I will admit that I practice a very relaxed form of Judaism. Much like a stereotypical American Jew (at least like the ones who I have interacted with) my religious life is not hugely important to my everyday life. Every year I attend a handful of Shabbat services, I learned a Torah portion for my Bar Mitzvah and my family and I celebrate the age-old tradition of Chinese food and a movie on Christmas day. However, the two events on the Hebrew calendar that I treat with reverence are contained in the 10-day stretch referred to as the High Holidays. These two holiest of days are called Rosh Hashanah and Yom Kippur, and if you ask any Jew on which days he values his faith most, he will likely respond with these two days.

Practitioners of Judaism are typically referred to as Jews first and their own nationality second. Although the Jews are a disparate and scant people who number only around 0.2 percent of the world’s population, many scholars argue that the umbrella term “Jewish” defines an ethnic group, not simply the faith of a devotee. Indeed, although Jews come in all shapes and spiritual sizes (from hasidic to Westchester housewife), we all share the same ancestral traditions (and hopefully the same self-deprecating sense of humor). It is with this established reverence for these shared age-old traditions in mind that I proceed with the rest of this column.

From the perspective of a Cornell student, it seems to me that the University is secular to a point where religion is shunned, rather than celebrated. And by that I mean that being a Jew when the High Holy Days fall during the first wave of preliminary examinations absolutely stinks. There is really no other word for it (actually there several unpublishable words).

One of my friends decided to cancel his bus ticket home to Pennsylvania for Rosh Hashanah because one of his professors refused to move a prelim for him on the grounds that he would technically be back in time to take it. The exam was on a Wednesday morning and he would have returned to Ithaca late the day before and the professor apparently compared his plight to people getting home late from going to a football game. Seems absolutely reasonable (where before you read self-deprecating humor, read here disgusted sarcasm.)

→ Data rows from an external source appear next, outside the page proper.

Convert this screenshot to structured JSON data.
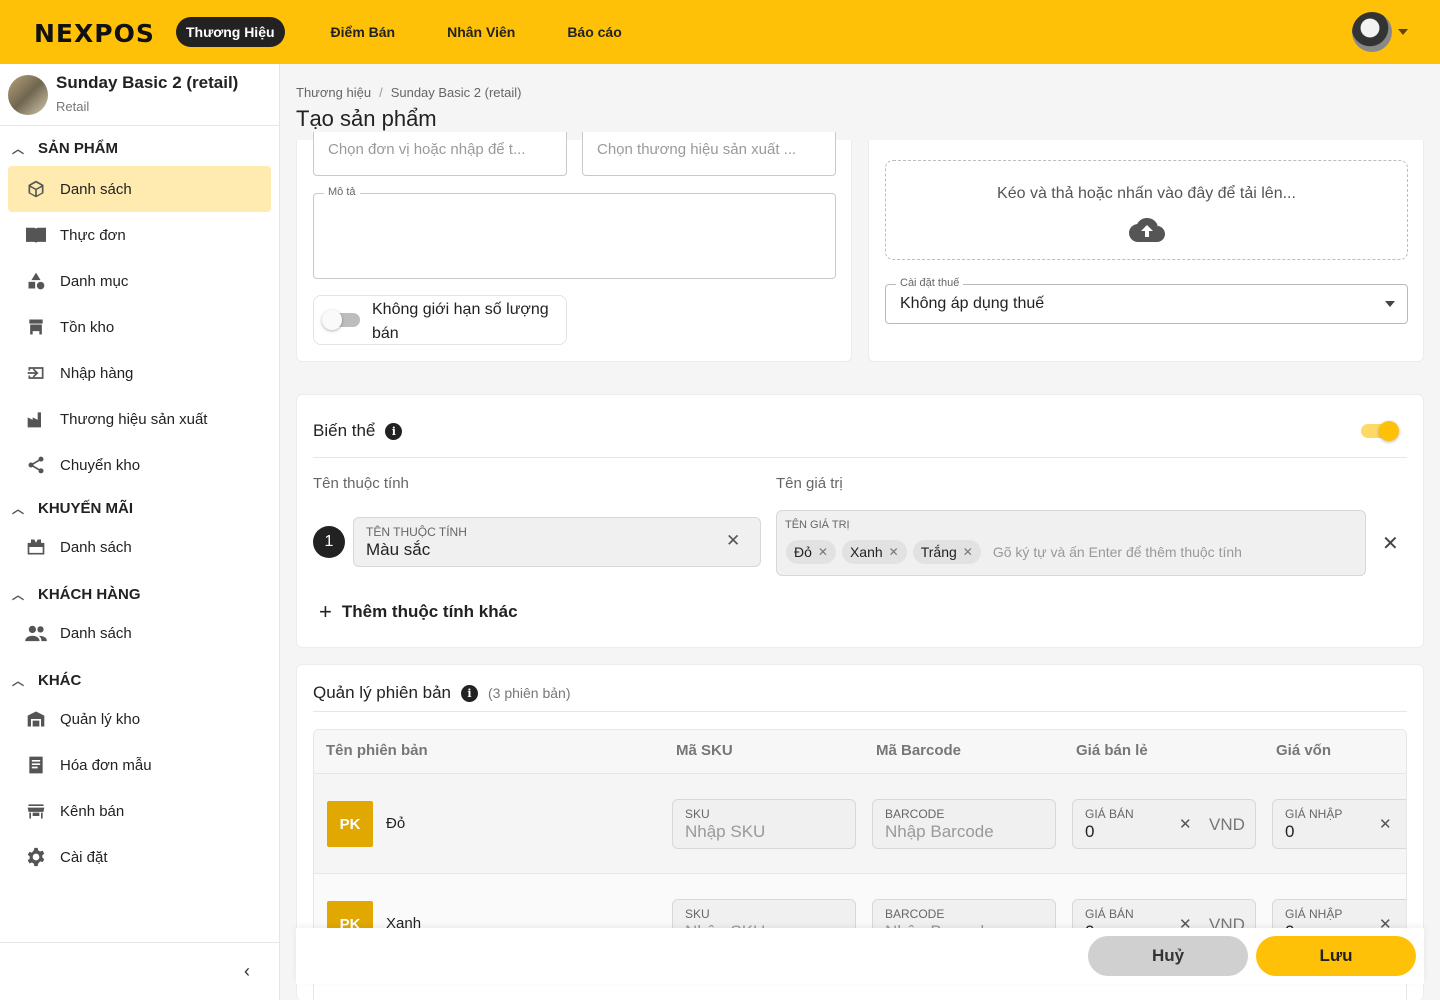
{
  "topbar": {
    "logo": "NEXPOS",
    "nav": [
      "Thương Hiệu",
      "Điểm Bán",
      "Nhân Viên",
      "Báo cáo"
    ],
    "accent": "#ffc107"
  },
  "store": {
    "name": "Sunday Basic 2 (retail)",
    "type": "Retail"
  },
  "sidebar": {
    "sections": [
      {
        "title": "SẢN PHẨM",
        "items": [
          {
            "label": "Danh sách",
            "icon": "box-icon",
            "active": true
          },
          {
            "label": "Thực đơn",
            "icon": "menu-book-icon"
          },
          {
            "label": "Danh mục",
            "icon": "category-icon"
          },
          {
            "label": "Tồn kho",
            "icon": "inventory-icon"
          },
          {
            "label": "Nhập hàng",
            "icon": "input-icon"
          },
          {
            "label": "Thương hiệu sản xuất",
            "icon": "factory-icon"
          },
          {
            "label": "Chuyển kho",
            "icon": "share-icon"
          }
        ]
      },
      {
        "title": "KHUYẾN MÃI",
        "items": [
          {
            "label": "Danh sách",
            "icon": "gift-card-icon"
          }
        ]
      },
      {
        "title": "KHÁCH HÀNG",
        "items": [
          {
            "label": "Danh sách",
            "icon": "people-icon"
          }
        ]
      },
      {
        "title": "KHÁC",
        "items": [
          {
            "label": "Quản lý kho",
            "icon": "warehouse-icon"
          },
          {
            "label": "Hóa đơn mẫu",
            "icon": "receipt-icon"
          },
          {
            "label": "Kênh bán",
            "icon": "store-icon"
          },
          {
            "label": "Cài đặt",
            "icon": "gear-icon"
          }
        ]
      }
    ]
  },
  "breadcrumb": [
    "Thương hiệu",
    "Sunday Basic 2 (retail)"
  ],
  "page_title": "Tạo sản phẩm",
  "info_card": {
    "unit_placeholder": "Chọn đơn vị hoặc nhập để t...",
    "brand_placeholder": "Chọn thương hiệu sản xuất ...",
    "description_label": "Mô tả",
    "unlimited_label": "Không giới hạn số lượng bán"
  },
  "media_card": {
    "upload_text": "Kéo và thả hoặc nhấn vào đây để tải lên...",
    "tax_label": "Cài đặt thuế",
    "tax_value": "Không áp dụng thuế"
  },
  "variants": {
    "title": "Biến thể",
    "enabled": true,
    "col_attr": "Tên thuộc tính",
    "col_values": "Tên giá trị",
    "attribute": {
      "index": "1",
      "label": "TÊN THUỘC TÍNH",
      "value": "Màu sắc",
      "values_label": "TÊN GIÁ TRỊ",
      "values": [
        "Đỏ",
        "Xanh",
        "Trắng"
      ],
      "values_placeholder": "Gõ ký tự và ấn Enter để thêm thuộc tính"
    },
    "add_label": "Thêm thuộc tính khác"
  },
  "versions": {
    "title": "Quản lý phiên bản",
    "count": "(3 phiên bản)",
    "headers": [
      "Tên phiên bản",
      "Mã SKU",
      "Mã Barcode",
      "Giá bán lẻ",
      "Giá vốn"
    ],
    "rows": [
      {
        "badge": "PK",
        "name": "Đỏ",
        "sku_label": "SKU",
        "sku_placeholder": "Nhập SKU",
        "barcode_label": "BARCODE",
        "barcode_placeholder": "Nhập Barcode",
        "price_label": "GIÁ BÁN",
        "price": "0",
        "currency": "VND",
        "cost_label": "GIÁ NHẬP",
        "cost": "0"
      },
      {
        "badge": "PK",
        "name": "Xanh",
        "sku_label": "SKU",
        "sku_placeholder": "Nhập SKU",
        "barcode_label": "BARCODE",
        "barcode_placeholder": "Nhập Barcode",
        "price_label": "GIÁ BÁN",
        "price": "0",
        "currency": "VND",
        "cost_label": "GIÁ NHẬP",
        "cost": "0"
      }
    ]
  },
  "actions": {
    "cancel": "Huỷ",
    "save": "Lưu"
  }
}
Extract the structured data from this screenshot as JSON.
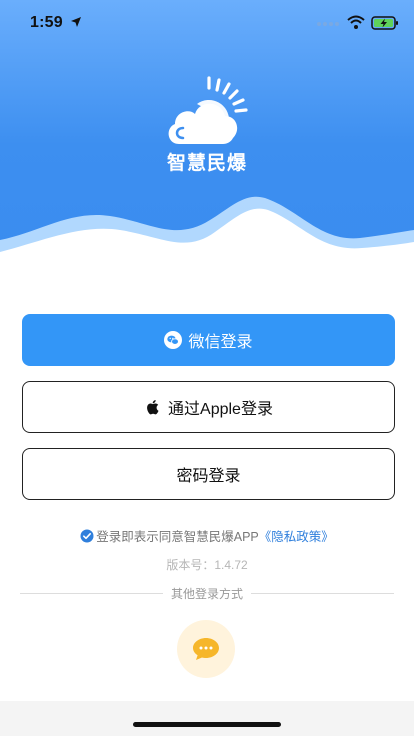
{
  "status_bar": {
    "time": "1:59",
    "icons": [
      "location-arrow-icon",
      "wifi-icon",
      "battery-charging-icon"
    ]
  },
  "header": {
    "app_name": "智慧民爆",
    "logo_icon": "cloud-sun-icon",
    "gradient_colors": [
      "#6aaefc",
      "#3a8cef"
    ]
  },
  "login_options": {
    "wechat_label": "微信登录",
    "apple_label": "通过Apple登录",
    "password_label": "密码登录"
  },
  "agreement": {
    "text": "登录即表示同意智慧民爆APP",
    "policy_link": "《隐私政策》",
    "checked": true
  },
  "version": "版本号：1.4.72",
  "other_login": {
    "label": "其他登录方式",
    "icon": "chat-bubble-icon"
  },
  "colors": {
    "primary": "#3396f7",
    "link": "#2f7fdc",
    "other_login_bg": "#fff3dc",
    "other_login_icon": "#f6b62a"
  }
}
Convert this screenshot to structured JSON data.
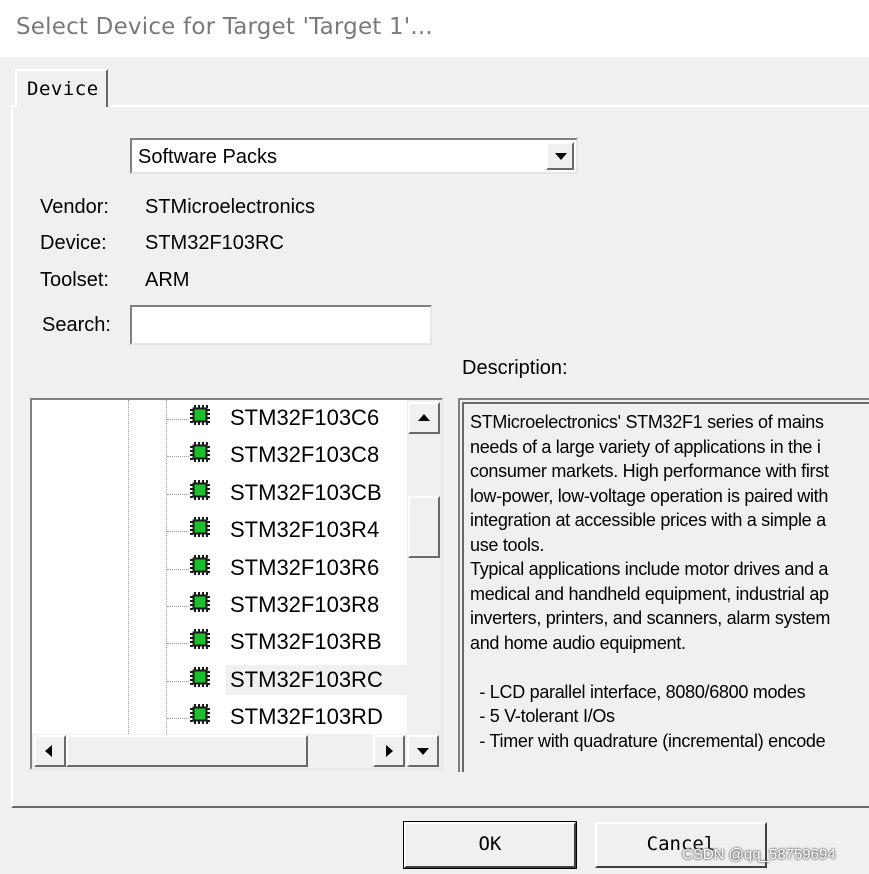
{
  "window": {
    "title": "Select Device for Target 'Target 1'..."
  },
  "tabs": [
    {
      "label": "Device"
    }
  ],
  "source_select": {
    "value": "Software Packs"
  },
  "info": {
    "vendor_label": "Vendor:",
    "vendor_value": "STMicroelectronics",
    "device_label": "Device:",
    "device_value": "STM32F103RC",
    "toolset_label": "Toolset:",
    "toolset_value": "ARM",
    "search_label": "Search:",
    "search_value": ""
  },
  "device_tree": {
    "items": [
      {
        "name": "STM32F103C6"
      },
      {
        "name": "STM32F103C8"
      },
      {
        "name": "STM32F103CB"
      },
      {
        "name": "STM32F103R4"
      },
      {
        "name": "STM32F103R6"
      },
      {
        "name": "STM32F103R8"
      },
      {
        "name": "STM32F103RB"
      },
      {
        "name": "STM32F103RC"
      },
      {
        "name": "STM32F103RD"
      }
    ],
    "selected": "STM32F103RC"
  },
  "description": {
    "label": "Description:",
    "text": "STMicroelectronics' STM32F1 series of mains\nneeds of a large variety of applications in the i\nconsumer markets. High performance with first\nlow-power, low-voltage operation is paired with\nintegration at accessible prices with a simple a\nuse tools.\nTypical applications include motor drives and a\nmedical and handheld equipment, industrial ap\ninverters, printers, and scanners, alarm system\nand home audio equipment.\n\n  - LCD parallel interface, 8080/6800 modes\n  - 5 V-tolerant I/Os\n  - Timer with quadrature (incremental) encode"
  },
  "buttons": {
    "ok": "OK",
    "cancel": "Cancel"
  },
  "watermark": "CSDN @qq_58759694",
  "colors": {
    "chip_green": "#19c02a",
    "chip_dark": "#1a1a1a",
    "selection": "#f0f0f0"
  }
}
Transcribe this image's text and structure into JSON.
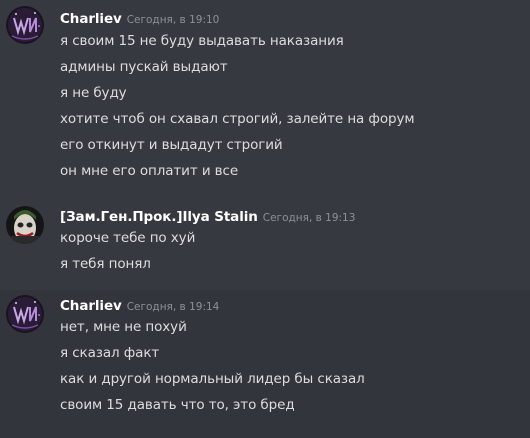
{
  "messages": [
    {
      "author": "Charliev",
      "timestamp": "Сегодня, в 19:10",
      "lines": [
        "я своим 15 не буду выдавать наказания",
        "админы пускай выдают",
        "я не буду",
        "хотите чтоб он схавал строгий, залейте на форум",
        "его откинут и выдадут строгий",
        "он мне его оплатит и все"
      ]
    },
    {
      "author": "[Зам.Ген.Прок.]Ilya Stalin",
      "timestamp": "Сегодня, в 19:13",
      "lines": [
        "короче тебе по хуй",
        "я тебя понял"
      ]
    },
    {
      "author": "Charliev",
      "timestamp": "Сегодня, в 19:14",
      "lines": [
        "нет, мне не похуй",
        "я сказал факт",
        "как и другой нормальный лидер бы сказал",
        "своим 15 давать что то, это бред"
      ]
    }
  ],
  "colors": {
    "background": "#36393f",
    "hover_background": "#32353b",
    "username": "#ffffff",
    "message_text": "#dcddde",
    "timestamp": "#8e9297"
  },
  "icons": {
    "charliev_avatar": "charliev-avatar-icon",
    "stalin_avatar": "joker-avatar-icon"
  }
}
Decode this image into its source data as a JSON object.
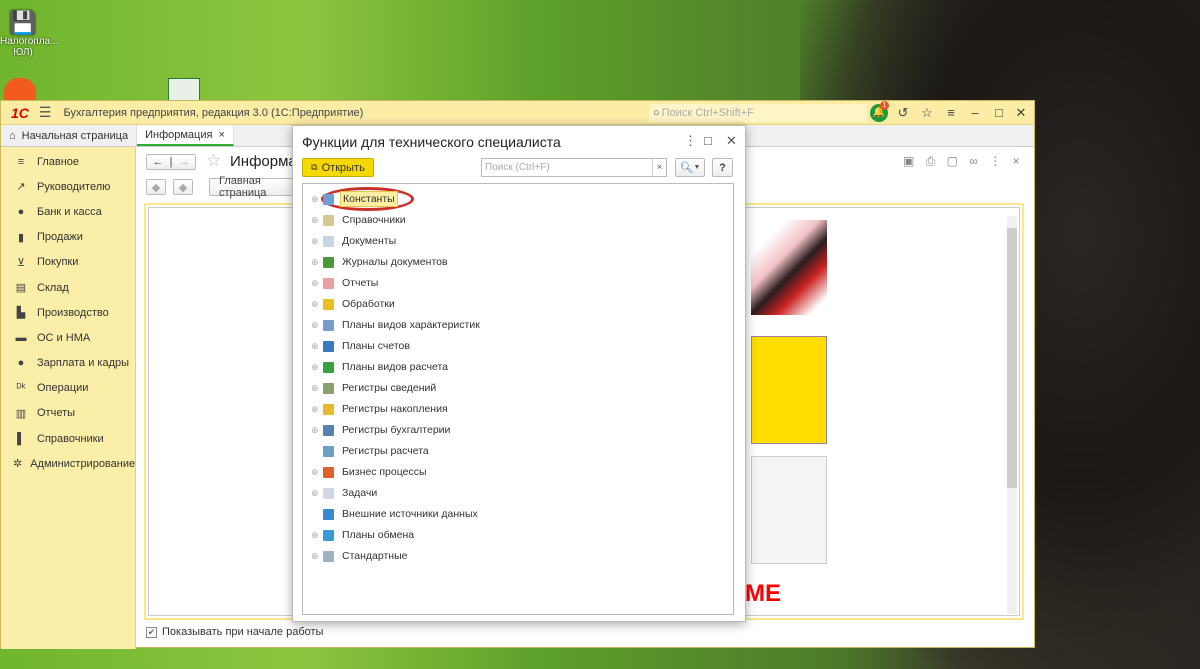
{
  "desktop": {
    "icons": [
      {
        "label": "Налогопла... ЮЛ)",
        "icon": "floppy-shortcut-icon"
      },
      {
        "label": "",
        "icon": "1c-cloud-icon"
      },
      {
        "label": "",
        "icon": "excel-icon"
      }
    ]
  },
  "app": {
    "title": "Бухгалтерия предприятия, редакция 3.0  (1С:Предприятие)",
    "logo": "1С",
    "search_placeholder": "Поиск Ctrl+Shift+F",
    "notifications": "1"
  },
  "tabs": [
    {
      "label": "Начальная страница"
    },
    {
      "label": "Информация",
      "active": true
    }
  ],
  "sidebar": {
    "items": [
      {
        "label": "Главное",
        "icon": "menu-icon"
      },
      {
        "label": "Руководителю",
        "icon": "trend-icon"
      },
      {
        "label": "Банк и касса",
        "icon": "coin-icon"
      },
      {
        "label": "Продажи",
        "icon": "bag-icon"
      },
      {
        "label": "Покупки",
        "icon": "cart-icon"
      },
      {
        "label": "Склад",
        "icon": "box-icon"
      },
      {
        "label": "Производство",
        "icon": "factory-icon"
      },
      {
        "label": "ОС и НМА",
        "icon": "truck-icon"
      },
      {
        "label": "Зарплата и кадры",
        "icon": "person-icon"
      },
      {
        "label": "Операции",
        "icon": "dt-kt-icon"
      },
      {
        "label": "Отчеты",
        "icon": "chart-icon"
      },
      {
        "label": "Справочники",
        "icon": "book-icon"
      },
      {
        "label": "Администрирование",
        "icon": "gear-icon"
      }
    ]
  },
  "content": {
    "title": "Информация",
    "home_button": "Главная страница",
    "banner_text": "МЕ",
    "show_on_start": "Показывать при начале работы",
    "show_on_start_checked": true
  },
  "dialog": {
    "title": "Функции для технического специалиста",
    "open_button": "Открыть",
    "search_placeholder": "Поиск (Ctrl+F)",
    "help": "?",
    "items": [
      {
        "label": "Константы",
        "expandable": true,
        "color": "#6a9fd8",
        "selected": true
      },
      {
        "label": "Справочники",
        "expandable": true,
        "color": "#d8c890"
      },
      {
        "label": "Документы",
        "expandable": true,
        "color": "#c8d4e4"
      },
      {
        "label": "Журналы документов",
        "expandable": true,
        "color": "#4a9a3a"
      },
      {
        "label": "Отчеты",
        "expandable": true,
        "color": "#e8a0a0"
      },
      {
        "label": "Обработки",
        "expandable": true,
        "color": "#e8c020"
      },
      {
        "label": "Планы видов характеристик",
        "expandable": true,
        "color": "#7a9cc8"
      },
      {
        "label": "Планы счетов",
        "expandable": true,
        "color": "#3a78c0"
      },
      {
        "label": "Планы видов расчета",
        "expandable": true,
        "color": "#3aa040"
      },
      {
        "label": "Регистры сведений",
        "expandable": true,
        "color": "#8aa070"
      },
      {
        "label": "Регистры накопления",
        "expandable": true,
        "color": "#e8b830"
      },
      {
        "label": "Регистры бухгалтерии",
        "expandable": true,
        "color": "#5a80b0"
      },
      {
        "label": "Регистры расчета",
        "expandable": false,
        "color": "#6aa0c0"
      },
      {
        "label": "Бизнес процессы",
        "expandable": true,
        "color": "#e06030"
      },
      {
        "label": "Задачи",
        "expandable": true,
        "color": "#d0d8e4"
      },
      {
        "label": "Внешние источники данных",
        "expandable": false,
        "color": "#3a88d0"
      },
      {
        "label": "Планы обмена",
        "expandable": true,
        "color": "#3a9ad8"
      },
      {
        "label": "Стандартные",
        "expandable": true,
        "color": "#a0b0c0"
      }
    ]
  }
}
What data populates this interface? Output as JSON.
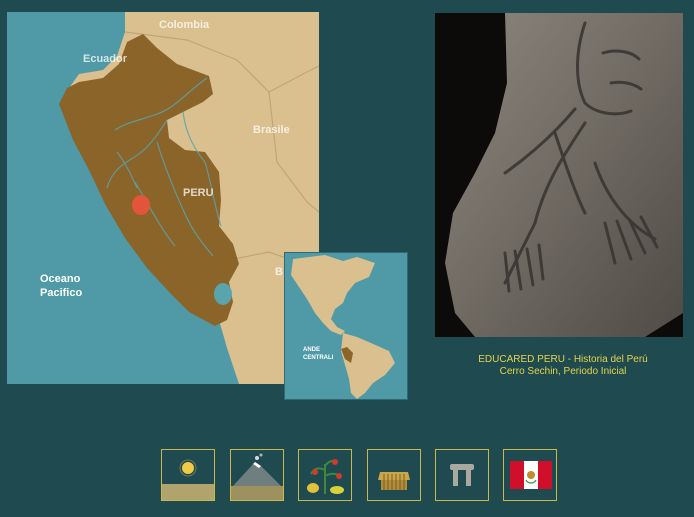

Here is the fact of the matter, at least how I see it: Jews make up 22 percent of the Cornell population, according to Cornell Hillel. That is 22 percent of the student body that the University ignores when they pretend that there is nothing sacred about these two days. It is 22 percent that the University disrespects when a faculty member compares a hallowed celebration to a football game.

This year, Yom Kippur fell on a Wednesday and, since I have four classes on Wednesdays, I decided that I would not attend services. However, a key aspect of Yom Kippur is the fast and with the fast comes the commitment to reflect on your previous year and on ways that you may live better in the upcoming 354 days (a lunar year). As I sat in class, I could not help but reflect on what I was missing, on how my father was attending services alone this year and about how I was sitting in lecture, focusing more on spirituality than Economics.

David Fischer is a sophomore in the College of Arts and Sciences. He may be reached at [email protected]. Fischy Business appears alternate Wednesdays this semester.

Original Author: David Fischer